Foreign Investment Law of the People's Republic of China

Ministry of Commerce (China) Law of the People's Republic of China Intellectual property in China

The Foreign Investment Law[1] is a law of the People's Republic of China governing foreign direct investment in China. The law was adopted by the National People's Congress on March 15, 2019 and came into effect on January 1, 2020. It replaces the Law of the People's Republic of China on Sino-Foreign Equity Joint Ventures, the Law of the People's Republic of China on Wholly Foreign-owned Enterprises and the Law of the People's Republic of China on Sino-Foreign Cooperative Joint Ventures.


Soon after China's reform and opening up, the country adopted its first law on equity joint ventures in 1979, and the laws on wholly foreign-owned enterprises and cooperative joint ventures were enacted in the 1980s. Over the past decades, they have provided legal safeguards for foreign firms and promoted foreign investment and cooperation in China. As China becomes one of the world's top recipients of FDI, with some 960,000 foreign-invested enterprises and over 2.1 trillion US dollars of accumulated FDI by the end of 2018, the legal framework for foreign investment needed to be updated in order for further reform and opening up.[2]

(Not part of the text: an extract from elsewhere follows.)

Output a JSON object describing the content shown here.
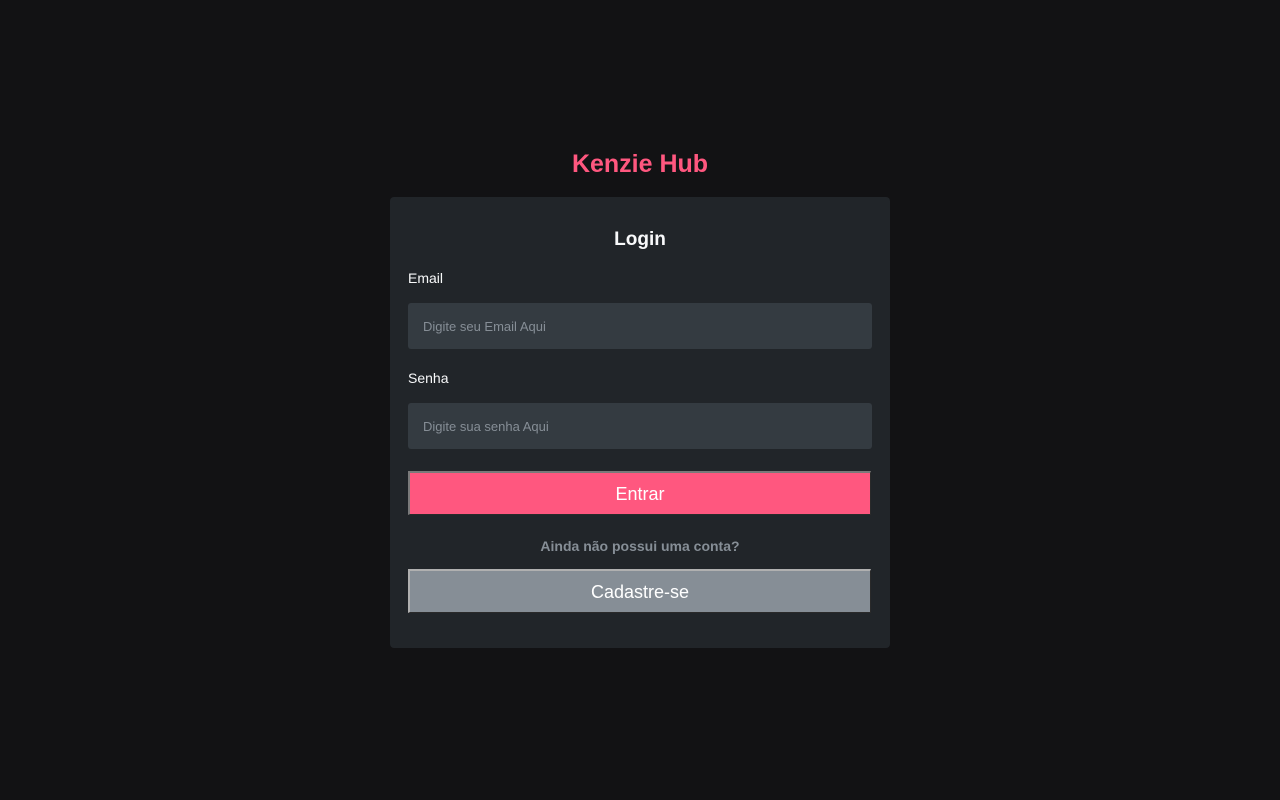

The unified Foreign Investment Law, replacing the three existing laws, was adopted at the Second Session of the 13th National People's Congress on March 15, 2019 and comes into effect on January 1, 2020.

Key Provisions

The Law's key provisions are as follows:[1]

• It defines "foreign investment" as the investment activity directly or indirectly conducted by a foreign natural person, enterprise or other organization, including establishing a foreign-funded enterprise in China; acquiring shares, equities, property shares or any other similar rights and interests of a local enterprise; making investment to initiate a new project independently or jointly with any other investor; and making investment in any other way stipulated by laws or regulations.

• The government implements the management systems of pre-establishment national treatment and negative list for foreign investment.

• The competent departments for commerce (Ministry of Commerce) and for investment (National Development and Reform Commission) are delegated major responsibility to promote, protect and manage foreign investment.

• All national policies on supporting the development of enterprises shall equally apply to foreign-funded enterprises in accordance with the law. The government establishes a service system for foreign investment, and provide foreign investors and foreign-funded enterprises with consultation and services in respect of laws and regulations, policies and measures, investment project information and other aspects.

• The government is not to expropriate any investment made by foreign investors; Under special circumstances, the government may expropriate or requisition an investment made by foreign investors for public interests in accordance with the law. Such expropriation or requisition shall be made pursuant to statutory procedures and fair and reasonable compensation will be given in a timely manner.

• A foreign investor may freely transfer inward and outward its contributions, profits, capital gains, income from asset disposal, royalties of intellectual property rights, lawfully obtained compensation or indemnity, income from liquidation and so on within the territory of China in CNY or a foreign currency.

• The government protects the intellectual property rights and trade secrets of foreign investors and foreign-funded enterprises, and encourages technology cooperation on the basis of free will and business rules.

• The government establishes a safety review system for any foreign investment affecting or having the possibility to affect national security.


Wang Chen, vice chairman of the NPC Standing Committee, said the Law shows China's will and determination to follow through with reform and opening up in a new historical context, and that "it is a full testament to China's determination and confidence in opening wider to the outside world and promoting foreign investment in the new era."[2]

Vivian Jiang, vice chair of Deloitte China, said the Law sends the signal of "greater transparency", and will "boost Chinese market's appeal to foreign capital."[2]

Joerg Wuttke, president of the European Union Chamber of Commerce in China, said the Law puts a "strong emphasis on preventing Chinese entities from forcing foreign companies to transfer valuable technology" in order to do business in China, while improving protection of trade secrets.[3]

Jake Parker, senior vice president at the U.S.-China Business Council, said the Law still falls short of "specifying what kinds of trade secret disclosures will be prohibited, and clarifying which kinds of administrative departments the provisions on technology transfer may apply to." It is also "vague on how communication channels between government agencies and foreign entities will be managed, and how feedback will be incorporated."[3]

See also


  1. ^ a b "Foreign Investment Law of the People's Republic of China". Retrieved 2019-11-27.
  2. ^ a b c "La Chine adopte la loi sur les investissements étrangers". Retrieved 2019-11-27.
  3. ^ a b "EU Chamber says China's new foreign investment law is "surprisingly accommodating"". CNBC. Retrieved 2019-11-27.